The most common first encounter of a predator with a victim took place in an online chat room (76%).
In 47% of the cases, the predator offered gifts or money during the relationship-building phase.
Predators used less deception to befriend their online victims than experts had thought. Only 5% of the predators told their victims that they were in the same age-group as the victims. Most offenders told the victims that they were older males seeking sexual relations.
The victims who responded to this survey had willingly met and had sexual encounters with the predators. The authors concluded that vulnerable youth need further education regarding the negative effects of such relationships.
Briere, J., and D. M. Eliot, “Prevalence and Psychological Sequence of Self-Reported Childhood Physical and Sexual Abuse in General Population.” Child Abuse & Neglect, 2003, Vol. 27, Issue 10, pp. 1205–1222.
Finkelhor, D., “The Prevention of Childhood Sexual Abuse.” Future of Children, 2009, 19(2):169–94.
Kilpatrick, D., R. Acierno, B. Saunders, H. Resnick, C. Best, and P. Schnurr, “National Survey of Adolescents.” Charleston, SC: Medical University of South Carolina, National Crime Victims Research and Treatment Center, 1998.
“Sexual Assault of Young Children as Reported to Law Enforcement: Victim, Incident, and Offender Characteristics.” U.S. Department of Justice, Bureau of Justice Statistics, 2000.
“National Crime Victimization Survey.” U.S. Department of Justice, Bureau of Justice Statistics, 1996.
Silverman, J. G., A. Raj, L. A. Mucci, and J. E. Hathaway, “Dating Violence Against Adolescent Girls and Associated Substance Use, Unhealthy Weight Control, Sexual Risk Behavior, Pregnancy, and Suicidality.” Journal of the American Medical Association, 2001, Vol. 286 (No. 5).
Wolak, J., K. Mitchell, and D. Finkelhor, “Online Victimization of Youth: Five Years Later.” National Center for Missing & Exploited Children, 2006. (http://www.unh.edu/ccrc/pdf/CV138.pdf) (November 1, 2012)

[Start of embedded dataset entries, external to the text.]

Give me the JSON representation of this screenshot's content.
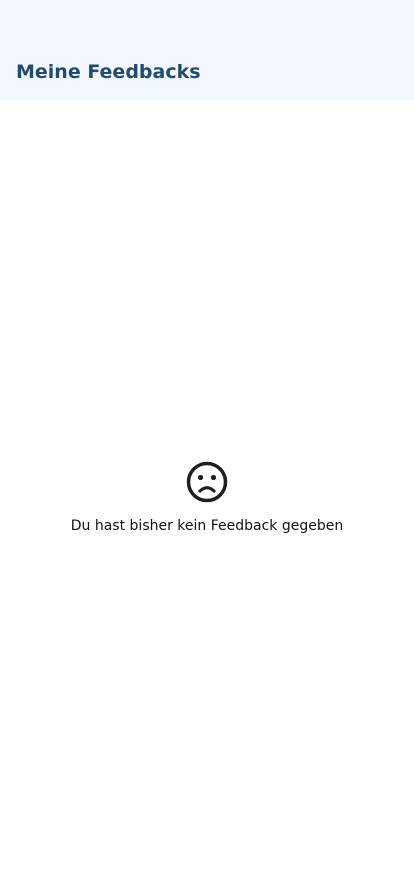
{
  "header": {
    "title": "Meine Feedbacks"
  },
  "empty_state": {
    "icon": "sad-face-icon",
    "message": "Du hast bisher kein Feedback gegeben"
  },
  "colors": {
    "header_background": "#f3f8ff",
    "title": "#234a72",
    "icon": "#1f1f1f",
    "text": "#111111"
  }
}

U.S. Department of Health and Human Services, Administration for Children and Families, Administration on Children, Youth and Families, Children’s Bureau, “Child Maltreatment 2010.”
Wolak, Janis, J.D., David Finkelhor, Kimberly J. Mitchell, and Michele L. Ybarra, “Online ‘Predators’ and Their Victims: Myths, Realities, and Implications for Prevention and Treatment.” American Psychologist, 2008, 63:111–128. (http://www.unh.edu/ccrc/pdf/Am%20Psy%202-08.pdf) (November 1, 2012)
Kilpatrick, Dean G., Ph.D., Heidi S. Resnick, Ph.D., Kenneth J. Ruggiero, Ph.D., Lauren M. Conoscenti, M.A., and Jenna McCauley, M.S., “Drug-Facilitated, Incapacitated, and Forcible Rape: A National Study,” July 2007. (https://www.ncjrs.gov/pdffiles1/nij/grants/219181.pdf) (November 1, 2012)
Truman, Jennifer l., Ph.D., BJS Statistician, “National Crime Victimization Survey 2010.” U.S. Department of Justice, Office of Justice Programs, Bureau of Justice Statistics, September 2011. (http://bjs.ojp.usdoj.gov/content/pub/pdf/cv10.pdf) (November 1, 2012)
Wolak, Janis, David Finkelhor, and Kimberly J. Mitchell, “Internet-Initiated Sex Crimes Against Minors: Implications for Prevention Based on Findings from a National Study.” Journal of Adolescent Health, 2004, Vol. 35 (No. 5), pp. 11–20. (http://www.unh.edu/ccrc/pdf/CV71.pdf) (November 1, 2012)
Protect Your Family
Educate everyone in the family.
How to Help
Be a good listener and be patient.
Teens and Technology
44% of teens say it’s common for sexually suggestive texts to be shared.
Indicators of Abuse in Teens
Drug and alcohol abuse.
Talk With Your Child About Secrets
It’s okay not to keep some secrets, even if promised.